The most obvious beneficiaries of fast-tracked renewables in our clients’ portfolios are companies in our Low-Carbon Power sub-theme. These include Paris-aligned Orsted (offshore wind) and Next Era (onshore solar and wind), whose businesses centre on the construction and operation of wind and solar farms. Another of our buy-listed beneficiaries in this area, and one which is making its own transition to renewables, is the European utility giant Enel.
Perhaps the most intriguing development is the EU’s proposed hydrogen accelerator programme, which hopes to produce over 20mn tonnes of renewable hydrogen per annum by 2030 (hydrogen is very light, so this is a lot). This plays to the strengths of one of our favourite 'quiet disruptors': Air Liquide, the world’s second-largest supplier of industrial gases. Despite being instrumental in expanding the world’s ability to generate clean hydrogen (using power generated by the likes of Orsted), Air Liquide does not yet command a rich valuation and offers both growth and defensive qualities.
A second tier of buylist companies that are instrumental to the renewables transition, but are not directly involved in generating renewable power, includes Siemens and Schneider. Both companies have expertise in equipment and processes that improve energy efficiency – in other words creating ‘negawatts’, the fifth fuel.
Many new renewable energy projects are being funded privately rather than by public listed companies and Sarasin accesses some of these via third-party listed vehicles such as VH Global Sustainable Opportunities plc, Octopus Renewables Infrastructure and The Renewables Infrastructure Group, which are held in the alternatives portion of our clients’ portfolios. These include wind and solar farms, alongside more niche areas such as solar arrays and power storage for, amongst others, supermarkets, warehouses and health facilities.
Doing the right thing is not straightforward
The epiphany provided by Putin’s invasion of Ukraine has catalysed a fundamental shift to renewable energy in Western Europe, and accelerated the economics and politics of energy transition elsewhere. However, not every country is aligned with the West’s position on Russia and sanctions: 40 countries, representing more than half the world’s population, did not vote in favour of UN Resolution ES-11/1 deploring Russia’s invasion of Ukraine.

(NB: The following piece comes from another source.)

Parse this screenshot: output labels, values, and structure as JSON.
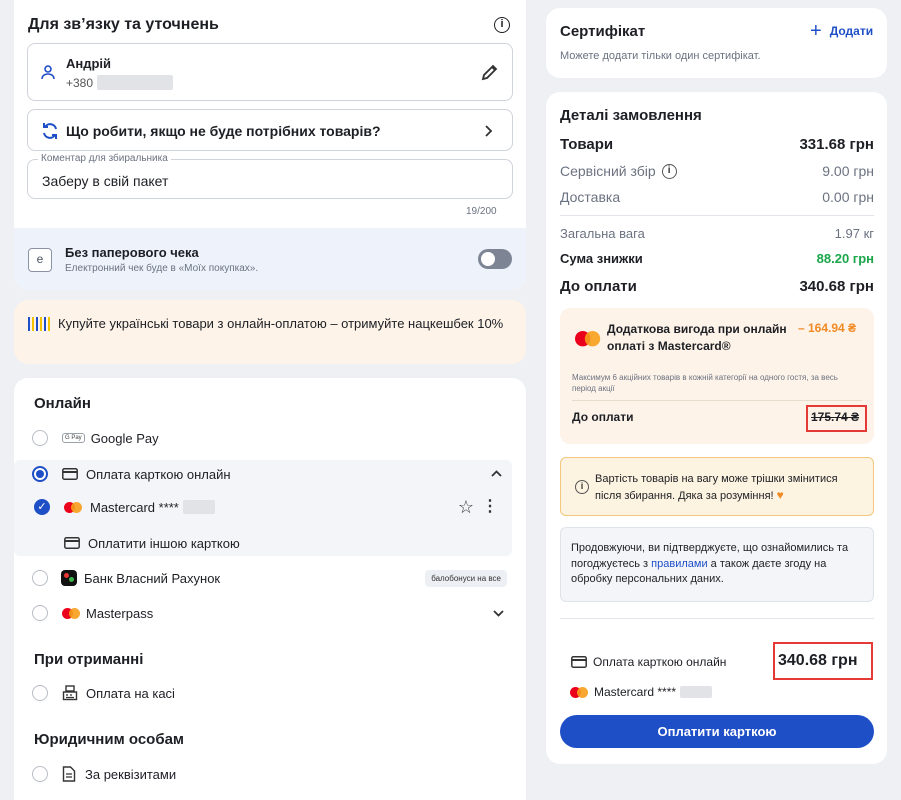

This reflects China’s widening rift with the US but it is also notable that the OPEC+ cartel has united with Russia – it controls over 50% of global oil supplies and about 90% of proven oil reserves and its goal is to exert control over the price of oil. It will take considerable time for the world to wean itself off oil and gas and in the meantime OPEC+ will likely try to keep prices high.
Once demand begins to fall significantly, probably towards the end of the decade, fossil fuel producing economies face a bleak future. This may have been in President Putin’s calculations. The list of OPEC+ countries is notable for the lack of free democracies – they are nearly all governed by authoritarian regimes. As well as the environmental benefits of accelerated transition to renewable energy, we should also beware the social risks associated with the economic consequences. Europe’s “dash into renewables at lightning speed” may well tackle its vulnerabilities and create clean, cheap, endless energy, but other vulnerabilities are emerging and the new energy decade is likely to offer both opportunities
3 Intergovernmental Panel on Climate Change (IPCC), Climate Change 2022: Impacts, Adaptation and Vulnerability, February 2022
4 McKinsey & Company, The net-zero transition. What it could cost, what it could bring. McKinsey Global Institute in collaboration with McKinsey Sustainability and McKinsey’s Global Energy & Materials and Advanced Industries Practices, January 2022.